American Heritage was headed for trouble. So would those who know something about stocks." Apparently Morningstar analysts were neither in 1993, when they said the fund "could make a very interesting addition to a more adventurous portfolio."

Adding insult to the already thoroughly injured Japanese market, Morningstar plays favorites in other fund categories of questionable investment merits. The recently hot precious metals category, which has fewer funds to choose from than the Japan category, gets rewarded with two analysts picks to help guide the flood of investor interest in this sector, which just a few short years ago was the worst category for the last 10 years.

The fact that



has more revenue than all the gold and silver mining stocks combined doesn't seem to add any legitimacy or respect to Japan with Morningstar.

Mark this day on your calendar: March 10, 2010. That's the day many U.S. tech and telecom funds -- funds that used to have five-star ratings on March 10, 2000 -- will have 10-year negative returns. Maybe Morningstar will stop picking favorites in those fund categories at that time, too.

Besides the blatant contrarian appeal, investing where even experts shun, there is good reason to invest in any category that investors ignore: Less investor money means more profits for you. Investors are most comfortable in crowds; it reinforces the intelligence of their decision. While comforting, doing so means sharing limited profits with the other, sometimes near limitless, investors. Mutual fund investors tend to follow past performance into "proven" areas in great herds, so they often wind up doing a lot of sharing of a limited pool of profits.

To be fair, Morningstar has done reports on how unloved fund categories tend to do well going forward -- and it's some of their best research. Why they haven't always put it into practice when picking funds is the great mystery.

If past mutual fund investors flows and subsequent returns are any guide, we can expect currently out-of-favor areas such as Japanese stocks to outperform areas fund investors are now enamored with, areas like small-cap value and longer-term U.S government bonds.

Those looking for some Japan funds can check out


Fidelity Japan Small Company, Dimensional Japanese Small Company,


T. Rowe Price Japan and


Vanguard Pacific Stock Index funds. The latter is not a pure Japan fund, but the market-cap weighting gives it a large Japan allocation.

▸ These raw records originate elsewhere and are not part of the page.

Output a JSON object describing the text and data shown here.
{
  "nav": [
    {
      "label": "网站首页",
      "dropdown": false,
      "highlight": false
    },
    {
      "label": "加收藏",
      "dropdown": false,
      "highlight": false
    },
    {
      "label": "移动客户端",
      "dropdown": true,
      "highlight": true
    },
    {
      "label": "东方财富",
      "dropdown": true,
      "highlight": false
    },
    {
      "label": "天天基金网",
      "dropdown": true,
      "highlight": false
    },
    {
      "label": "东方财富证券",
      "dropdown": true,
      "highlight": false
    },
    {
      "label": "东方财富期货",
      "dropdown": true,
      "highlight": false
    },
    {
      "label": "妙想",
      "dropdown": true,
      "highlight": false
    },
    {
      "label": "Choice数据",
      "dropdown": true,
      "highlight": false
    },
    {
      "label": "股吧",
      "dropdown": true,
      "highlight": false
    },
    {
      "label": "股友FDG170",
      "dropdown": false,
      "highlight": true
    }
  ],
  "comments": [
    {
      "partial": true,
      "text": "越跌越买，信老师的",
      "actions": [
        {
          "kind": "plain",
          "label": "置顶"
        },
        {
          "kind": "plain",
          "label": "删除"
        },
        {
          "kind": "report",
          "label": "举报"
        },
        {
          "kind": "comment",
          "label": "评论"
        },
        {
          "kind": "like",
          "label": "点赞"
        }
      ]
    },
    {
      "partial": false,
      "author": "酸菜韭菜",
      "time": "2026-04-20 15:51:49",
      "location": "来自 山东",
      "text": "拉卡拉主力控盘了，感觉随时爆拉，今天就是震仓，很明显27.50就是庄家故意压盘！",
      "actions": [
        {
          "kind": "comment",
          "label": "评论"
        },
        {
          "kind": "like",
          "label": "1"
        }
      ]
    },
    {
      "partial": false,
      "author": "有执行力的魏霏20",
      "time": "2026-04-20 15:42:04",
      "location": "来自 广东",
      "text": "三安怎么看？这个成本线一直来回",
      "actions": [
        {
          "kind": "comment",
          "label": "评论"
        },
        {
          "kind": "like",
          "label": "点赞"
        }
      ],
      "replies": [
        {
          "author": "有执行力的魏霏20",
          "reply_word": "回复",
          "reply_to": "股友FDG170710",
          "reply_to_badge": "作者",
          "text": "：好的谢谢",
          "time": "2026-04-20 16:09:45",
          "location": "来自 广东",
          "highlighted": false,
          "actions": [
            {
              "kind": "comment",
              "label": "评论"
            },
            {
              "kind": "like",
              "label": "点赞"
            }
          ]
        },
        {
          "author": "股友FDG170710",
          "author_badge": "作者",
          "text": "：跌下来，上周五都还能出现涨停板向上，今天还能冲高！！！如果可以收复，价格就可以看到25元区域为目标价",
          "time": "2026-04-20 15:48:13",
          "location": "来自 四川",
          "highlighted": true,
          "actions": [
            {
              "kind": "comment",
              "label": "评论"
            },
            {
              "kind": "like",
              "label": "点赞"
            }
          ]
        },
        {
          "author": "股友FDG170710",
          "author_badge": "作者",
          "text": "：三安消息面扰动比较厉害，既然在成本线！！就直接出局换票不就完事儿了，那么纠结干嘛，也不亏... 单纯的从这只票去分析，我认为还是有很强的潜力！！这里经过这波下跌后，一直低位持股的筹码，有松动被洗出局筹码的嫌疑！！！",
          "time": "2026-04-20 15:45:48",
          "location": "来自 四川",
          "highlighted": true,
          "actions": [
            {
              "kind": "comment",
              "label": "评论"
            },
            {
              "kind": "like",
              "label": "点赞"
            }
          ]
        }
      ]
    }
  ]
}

To be a true contrarian choose one of the two smaller-cap funds since they are the most despised, and to really stand apart from the crowd, consider the more growth-oriented choice, the Fidelity Japan Small Company fund. The only reason that particular fund missed the list of bottom-10 funds of the last 10 years is that it didn't exist 10 years ago.

Maybe Japan funds will get the last laugh. So far this year, the DFA fund was in the top 25 funds out of over 7,000.

Note: In the interest of full disclosure, readers should know how incredibly biased I am. I run a Web site that analyzes funds, and I pick my own favorites. Additionally, in the past, I've worked in the fund industry at and with some funds Morningstar has ignored, penalized or lambasted at one time or another.

Jonas Max Ferris is a founder of, a fund research and analysis company, and partner in an investment advisor. He welcomes column critiques, comments, or baseless accusations at